MANILA – The Supreme Court (SC) did not make any action on the petition against the withdrawal of the Philippines from the International Criminal Court (ICC), which will take effect March 17.
It did not issue any ruling on various petitions during its en banc session on Tuesday, the last before President Rodrigo Duterte’s decision to withdraw from Rome Statute will become official.
“The withdrawal from ICC takes effect, without prejudice to the Supreme Court resolving the petitions later on and ruling on the prayer for issuance of writ of mandamus,” an SC official said.
There are two petitions questioning withdrawal – first from opposition senators Francis Pangilinan, Franklin Drilon, Bam Aquino, Leila de Lima, Risa Hontiveros, and Antonio Trillanes IV and another from Philippine Coalition for the International Criminal Court.
The petitioners told the SC that Duterte violated the Constitution when he unilaterally withdrew the country’s membership as the Constitution requires ratification of treaties and international agreements by the Senate.
Duterte on March 17, 2018 declared the Philippines’ withdrawal from the Rome Statute, the treaty that established the ICC, due to “baseless, unprecedented and outrageous attacks” against him and his administration.
This came after the ICC announced a preliminary examination into the alleged extrajudicial killings in the country.
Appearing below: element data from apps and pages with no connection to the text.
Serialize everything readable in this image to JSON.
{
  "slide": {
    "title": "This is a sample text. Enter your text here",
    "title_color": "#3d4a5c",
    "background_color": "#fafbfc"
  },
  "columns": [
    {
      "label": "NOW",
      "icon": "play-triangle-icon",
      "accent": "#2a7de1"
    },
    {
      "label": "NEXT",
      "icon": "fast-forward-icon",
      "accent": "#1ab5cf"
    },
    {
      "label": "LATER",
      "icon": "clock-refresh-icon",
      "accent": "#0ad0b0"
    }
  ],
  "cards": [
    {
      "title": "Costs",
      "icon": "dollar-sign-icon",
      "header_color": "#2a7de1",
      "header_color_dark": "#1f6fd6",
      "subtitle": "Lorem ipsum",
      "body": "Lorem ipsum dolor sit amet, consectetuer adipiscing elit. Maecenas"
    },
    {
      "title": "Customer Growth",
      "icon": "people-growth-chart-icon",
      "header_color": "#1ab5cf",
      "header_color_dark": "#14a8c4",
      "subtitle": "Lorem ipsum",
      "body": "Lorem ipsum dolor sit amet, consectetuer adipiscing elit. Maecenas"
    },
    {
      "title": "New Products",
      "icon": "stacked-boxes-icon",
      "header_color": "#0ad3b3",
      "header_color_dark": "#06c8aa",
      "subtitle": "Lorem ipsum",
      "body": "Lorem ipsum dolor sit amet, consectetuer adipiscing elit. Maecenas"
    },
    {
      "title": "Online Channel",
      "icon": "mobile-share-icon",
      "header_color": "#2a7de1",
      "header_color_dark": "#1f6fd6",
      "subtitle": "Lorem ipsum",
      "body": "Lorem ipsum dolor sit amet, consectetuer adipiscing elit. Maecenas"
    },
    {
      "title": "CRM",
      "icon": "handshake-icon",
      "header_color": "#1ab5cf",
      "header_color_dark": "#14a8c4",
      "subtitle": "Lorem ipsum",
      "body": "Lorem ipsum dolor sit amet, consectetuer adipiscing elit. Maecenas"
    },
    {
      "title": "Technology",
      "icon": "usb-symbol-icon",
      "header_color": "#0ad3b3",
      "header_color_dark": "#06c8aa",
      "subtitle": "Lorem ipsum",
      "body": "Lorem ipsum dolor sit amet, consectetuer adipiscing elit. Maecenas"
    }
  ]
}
The preliminary examination will determine whether there is cause to go on a full-blown investigation.
The Rome Statute was created to “put an end to impunity for the perpetrators of these crimes and thus to contribute to the prevention of such crimes” and established the ICC the same day the treaty was entered into force on July 1, 2002.
Before the Philippines expressed their withdrawal, Burundi, Gambia, and South Africa have attempted to withdraw from the ICC. Gambia and South Africa later retracted their plan but Burundi went through with the proceedings and left the court on October 27, 2017./PN